nvarchar only allocates 2 bytes per character. len() reports string lengths incorrectly
nvarchar(length) is supposed to store Unicode strings as UTF-8-encoded. UTF-8 can have character lengths of up to 4 bytes. Attempting to store 4-byte characters in an nvarchar field only results in half the expected string length available. Strings can be truncated.
Similarly, the len() function for strings like this returns twice the actual length in characters.
LEN returns the number of characters of the specified string expression, excluding trailing blanks. To know the size of the encoded bytes, the DATALENGTH function is available.
Solomon Rutzky commented
This issue is just a misunderstanding of how SQL Server handles Unicode.

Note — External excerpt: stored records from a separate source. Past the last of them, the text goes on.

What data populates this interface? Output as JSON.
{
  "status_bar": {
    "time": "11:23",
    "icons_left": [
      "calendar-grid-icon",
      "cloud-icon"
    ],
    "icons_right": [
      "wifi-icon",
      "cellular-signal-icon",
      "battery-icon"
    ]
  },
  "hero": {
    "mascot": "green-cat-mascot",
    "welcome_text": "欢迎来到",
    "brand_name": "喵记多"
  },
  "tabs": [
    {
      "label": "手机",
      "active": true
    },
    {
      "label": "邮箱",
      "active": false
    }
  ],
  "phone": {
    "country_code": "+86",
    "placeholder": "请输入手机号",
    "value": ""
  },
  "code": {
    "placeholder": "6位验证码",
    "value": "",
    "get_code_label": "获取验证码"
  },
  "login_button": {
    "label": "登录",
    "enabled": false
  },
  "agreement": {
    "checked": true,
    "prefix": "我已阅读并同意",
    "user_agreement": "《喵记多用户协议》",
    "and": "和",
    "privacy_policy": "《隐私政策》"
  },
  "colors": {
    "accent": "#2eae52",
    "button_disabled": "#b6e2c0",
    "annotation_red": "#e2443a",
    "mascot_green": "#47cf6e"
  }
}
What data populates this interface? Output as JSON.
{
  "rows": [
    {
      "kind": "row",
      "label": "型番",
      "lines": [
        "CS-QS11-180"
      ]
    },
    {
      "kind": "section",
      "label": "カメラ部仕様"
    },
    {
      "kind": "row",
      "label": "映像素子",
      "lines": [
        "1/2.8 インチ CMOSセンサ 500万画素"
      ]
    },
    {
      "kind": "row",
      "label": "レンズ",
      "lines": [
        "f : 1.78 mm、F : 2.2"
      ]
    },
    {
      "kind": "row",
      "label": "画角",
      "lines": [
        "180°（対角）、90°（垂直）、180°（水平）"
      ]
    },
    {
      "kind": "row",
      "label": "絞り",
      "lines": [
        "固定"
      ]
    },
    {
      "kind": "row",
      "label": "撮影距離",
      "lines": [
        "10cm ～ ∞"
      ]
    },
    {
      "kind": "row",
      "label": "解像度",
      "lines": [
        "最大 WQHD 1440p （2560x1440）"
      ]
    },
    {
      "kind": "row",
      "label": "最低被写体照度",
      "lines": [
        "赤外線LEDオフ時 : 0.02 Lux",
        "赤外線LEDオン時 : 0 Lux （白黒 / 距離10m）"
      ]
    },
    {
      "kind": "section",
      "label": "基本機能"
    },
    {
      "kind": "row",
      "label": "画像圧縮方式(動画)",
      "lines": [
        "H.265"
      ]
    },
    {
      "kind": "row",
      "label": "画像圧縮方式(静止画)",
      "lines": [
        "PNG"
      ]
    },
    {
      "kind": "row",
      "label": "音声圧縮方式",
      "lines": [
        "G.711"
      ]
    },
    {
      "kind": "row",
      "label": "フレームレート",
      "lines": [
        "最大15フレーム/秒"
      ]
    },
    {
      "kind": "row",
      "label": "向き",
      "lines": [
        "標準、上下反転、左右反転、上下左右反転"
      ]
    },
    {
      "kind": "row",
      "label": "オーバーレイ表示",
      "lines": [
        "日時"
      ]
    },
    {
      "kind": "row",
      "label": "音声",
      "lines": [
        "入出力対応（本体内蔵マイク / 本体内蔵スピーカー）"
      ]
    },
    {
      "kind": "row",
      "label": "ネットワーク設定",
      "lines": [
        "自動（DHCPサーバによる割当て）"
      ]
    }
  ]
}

Until _very_ recently, when SQL Server 2019 (currently only at CTP 2) added support for UTF-8, it only ever used UTF-16 LE, which is the encoding used by NCHAR / NVARCHAR / NTEXT / string data within the XML type. UTF-16 is a fixed, 2-byte per "unit" encoding. Supplementary Characters are comprised of two of these 2-byte units, known as a Surrogate Pair, and as such, require 4 bytes. Still, NVARCHAR(X) will allocate X * 2 bytes. If you need Supplementary Characters, you need to double X to reserve the required amount of bytes. This makes sense enough, though, since again, a Supplementary Character _is_ two surrogate Code Points. LEN will show the actual number of UCS-2 Code Points when not using a Supplementary Character-Aware Collation (meaning, it will only see the two individual surrogate Code Points, and so the Supplementary Character will register having a LEN of 2). When using a Supplementary Character-Aware Collation Collation, LEN will report the number of UTF-16 Code Points (so a Supplementary Character will register having a LEN of 1). DATALENGTH always shows the exact number of bytes being used.
This item is a non-issue and should be closed.